In a 12-month period from June 2012, it found evidence of about 50 cyber-attacks on military contractors.
Of those, 20 were attributed to "an advanced persistent threat", a term associated with attacks on governments. All were attributed to China.
The report did not disclose the names of the affected contractors.
"These peacetime intrusions into the networks of key defence contractors are more evidence of China's aggressive actions in cyberspace," senator Carl Levin, chairman of the committee, said.
Chinese embassy officials in Washington questioned the report, calling the accusations "groundless".
The row between China and the US over cyber-attacks has been a long-running one.
The Chinese government has previously accused US spies of infiltrating its computer networks.
In May the US government accused five Chinese military members of hacking into and stealing trade secrets from the computers of several large US companies.
The latest report revealed that officials had only been told about two of these incidents. It also found that US government agencies had failed to share the information about the attacks among themselves.
This lack of transparency from contractors has raised questions and prompted calls for new procedures about how such hacks are reported.
Senator Jim Inhofe, who sits on the committee, called for a central clearinghouse to make it easier for contractors to report suspicious cyber-activity.
According to the report, contractors are only required to report network-level cyber-intrusions.
Paul Dignan, from security firm F5 Networks, said: "A lot of attacks target end-users with malware so that they can piggyback on legitimate access to the network.
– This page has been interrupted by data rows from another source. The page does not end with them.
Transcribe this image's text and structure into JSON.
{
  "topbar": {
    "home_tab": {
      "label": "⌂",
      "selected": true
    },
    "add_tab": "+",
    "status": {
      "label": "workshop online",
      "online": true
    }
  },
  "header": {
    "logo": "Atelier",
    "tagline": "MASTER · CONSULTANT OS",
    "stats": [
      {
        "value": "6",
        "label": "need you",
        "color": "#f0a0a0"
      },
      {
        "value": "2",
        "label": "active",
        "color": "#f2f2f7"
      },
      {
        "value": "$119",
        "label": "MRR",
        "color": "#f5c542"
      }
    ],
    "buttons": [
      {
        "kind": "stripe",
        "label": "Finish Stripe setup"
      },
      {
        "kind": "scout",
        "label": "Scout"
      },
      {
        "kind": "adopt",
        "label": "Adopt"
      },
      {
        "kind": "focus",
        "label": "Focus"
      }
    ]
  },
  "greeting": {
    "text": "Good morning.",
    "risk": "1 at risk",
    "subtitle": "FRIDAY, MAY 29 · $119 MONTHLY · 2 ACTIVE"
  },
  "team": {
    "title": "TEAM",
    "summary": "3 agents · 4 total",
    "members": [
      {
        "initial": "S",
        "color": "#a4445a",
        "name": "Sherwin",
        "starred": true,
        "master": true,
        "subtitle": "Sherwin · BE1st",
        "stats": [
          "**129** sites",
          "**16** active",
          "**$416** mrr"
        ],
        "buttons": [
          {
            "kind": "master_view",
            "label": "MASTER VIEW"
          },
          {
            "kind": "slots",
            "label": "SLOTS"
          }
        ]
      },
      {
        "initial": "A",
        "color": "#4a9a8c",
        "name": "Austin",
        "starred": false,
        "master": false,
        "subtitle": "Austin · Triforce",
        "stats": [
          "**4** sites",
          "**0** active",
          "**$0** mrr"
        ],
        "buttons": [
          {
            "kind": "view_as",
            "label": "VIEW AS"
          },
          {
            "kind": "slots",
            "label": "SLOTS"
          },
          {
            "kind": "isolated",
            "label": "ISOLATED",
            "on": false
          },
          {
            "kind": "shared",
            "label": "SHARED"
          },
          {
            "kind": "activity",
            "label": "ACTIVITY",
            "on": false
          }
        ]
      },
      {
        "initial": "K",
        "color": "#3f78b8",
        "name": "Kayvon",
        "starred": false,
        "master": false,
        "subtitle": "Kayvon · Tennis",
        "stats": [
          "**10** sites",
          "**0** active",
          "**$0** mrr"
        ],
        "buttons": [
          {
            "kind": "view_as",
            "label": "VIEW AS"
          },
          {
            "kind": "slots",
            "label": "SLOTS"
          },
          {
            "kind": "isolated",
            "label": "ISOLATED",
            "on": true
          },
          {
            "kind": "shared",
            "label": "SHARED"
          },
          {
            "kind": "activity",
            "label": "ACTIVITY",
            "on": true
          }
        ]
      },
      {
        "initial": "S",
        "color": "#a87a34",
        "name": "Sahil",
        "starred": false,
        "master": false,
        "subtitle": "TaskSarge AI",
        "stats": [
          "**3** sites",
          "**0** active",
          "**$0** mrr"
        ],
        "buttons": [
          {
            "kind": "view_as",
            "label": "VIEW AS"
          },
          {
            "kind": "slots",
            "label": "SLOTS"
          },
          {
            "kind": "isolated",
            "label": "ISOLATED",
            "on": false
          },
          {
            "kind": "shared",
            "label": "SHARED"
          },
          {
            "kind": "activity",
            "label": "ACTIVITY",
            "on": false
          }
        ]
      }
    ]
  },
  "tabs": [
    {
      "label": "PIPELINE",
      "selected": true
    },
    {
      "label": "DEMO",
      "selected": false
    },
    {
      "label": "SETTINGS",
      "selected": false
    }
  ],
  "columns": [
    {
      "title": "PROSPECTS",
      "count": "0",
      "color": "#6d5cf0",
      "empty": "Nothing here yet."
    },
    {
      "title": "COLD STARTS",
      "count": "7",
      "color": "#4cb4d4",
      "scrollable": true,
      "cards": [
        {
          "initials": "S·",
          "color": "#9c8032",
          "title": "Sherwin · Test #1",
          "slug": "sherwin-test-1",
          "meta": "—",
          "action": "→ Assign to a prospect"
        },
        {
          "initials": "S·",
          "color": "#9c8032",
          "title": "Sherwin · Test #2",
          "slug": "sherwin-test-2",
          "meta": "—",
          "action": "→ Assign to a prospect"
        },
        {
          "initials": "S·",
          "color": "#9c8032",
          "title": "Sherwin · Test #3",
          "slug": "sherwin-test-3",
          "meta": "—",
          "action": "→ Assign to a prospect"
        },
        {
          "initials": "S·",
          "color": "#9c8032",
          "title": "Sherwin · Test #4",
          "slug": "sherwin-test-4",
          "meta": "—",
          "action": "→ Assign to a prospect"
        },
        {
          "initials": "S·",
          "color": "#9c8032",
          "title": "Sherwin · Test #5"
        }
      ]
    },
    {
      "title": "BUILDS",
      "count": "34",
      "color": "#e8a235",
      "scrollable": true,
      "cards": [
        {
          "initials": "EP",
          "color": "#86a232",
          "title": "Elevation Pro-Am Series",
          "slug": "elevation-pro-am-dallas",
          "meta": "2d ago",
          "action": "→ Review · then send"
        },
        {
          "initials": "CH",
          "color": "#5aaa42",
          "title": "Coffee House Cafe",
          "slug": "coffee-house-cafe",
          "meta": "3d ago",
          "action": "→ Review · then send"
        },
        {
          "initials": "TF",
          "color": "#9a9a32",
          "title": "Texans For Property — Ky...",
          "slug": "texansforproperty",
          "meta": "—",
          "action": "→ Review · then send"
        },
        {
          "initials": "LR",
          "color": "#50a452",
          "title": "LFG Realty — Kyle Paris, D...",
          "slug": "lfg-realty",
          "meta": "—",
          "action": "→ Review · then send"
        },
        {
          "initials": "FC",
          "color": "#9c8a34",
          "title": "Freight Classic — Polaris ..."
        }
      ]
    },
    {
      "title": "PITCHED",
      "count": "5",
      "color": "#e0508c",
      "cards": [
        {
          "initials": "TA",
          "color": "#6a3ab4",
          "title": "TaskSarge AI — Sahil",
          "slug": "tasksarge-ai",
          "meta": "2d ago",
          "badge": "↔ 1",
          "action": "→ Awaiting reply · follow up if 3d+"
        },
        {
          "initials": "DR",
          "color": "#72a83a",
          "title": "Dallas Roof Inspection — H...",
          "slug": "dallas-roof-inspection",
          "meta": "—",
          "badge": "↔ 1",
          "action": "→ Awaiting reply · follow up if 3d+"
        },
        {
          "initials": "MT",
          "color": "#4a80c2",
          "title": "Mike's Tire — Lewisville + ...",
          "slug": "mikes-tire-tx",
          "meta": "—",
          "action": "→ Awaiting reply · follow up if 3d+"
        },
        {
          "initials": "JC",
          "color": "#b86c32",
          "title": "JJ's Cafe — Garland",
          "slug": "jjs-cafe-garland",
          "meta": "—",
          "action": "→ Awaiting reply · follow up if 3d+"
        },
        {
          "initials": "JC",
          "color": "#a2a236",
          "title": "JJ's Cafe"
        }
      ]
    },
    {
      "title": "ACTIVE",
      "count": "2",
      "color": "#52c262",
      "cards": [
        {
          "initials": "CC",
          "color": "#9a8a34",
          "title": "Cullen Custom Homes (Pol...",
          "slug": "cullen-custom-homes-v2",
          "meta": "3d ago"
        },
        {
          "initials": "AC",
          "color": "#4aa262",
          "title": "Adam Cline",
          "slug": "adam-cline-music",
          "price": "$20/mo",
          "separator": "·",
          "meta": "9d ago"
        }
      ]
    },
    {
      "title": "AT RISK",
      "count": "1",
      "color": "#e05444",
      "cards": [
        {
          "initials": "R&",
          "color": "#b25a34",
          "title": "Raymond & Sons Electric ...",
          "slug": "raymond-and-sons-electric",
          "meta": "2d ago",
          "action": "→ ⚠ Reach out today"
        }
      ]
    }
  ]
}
"Firms use lots of security vendors but there are also lots of gaps and, without adequate integration, it is these gaps that will be exploited."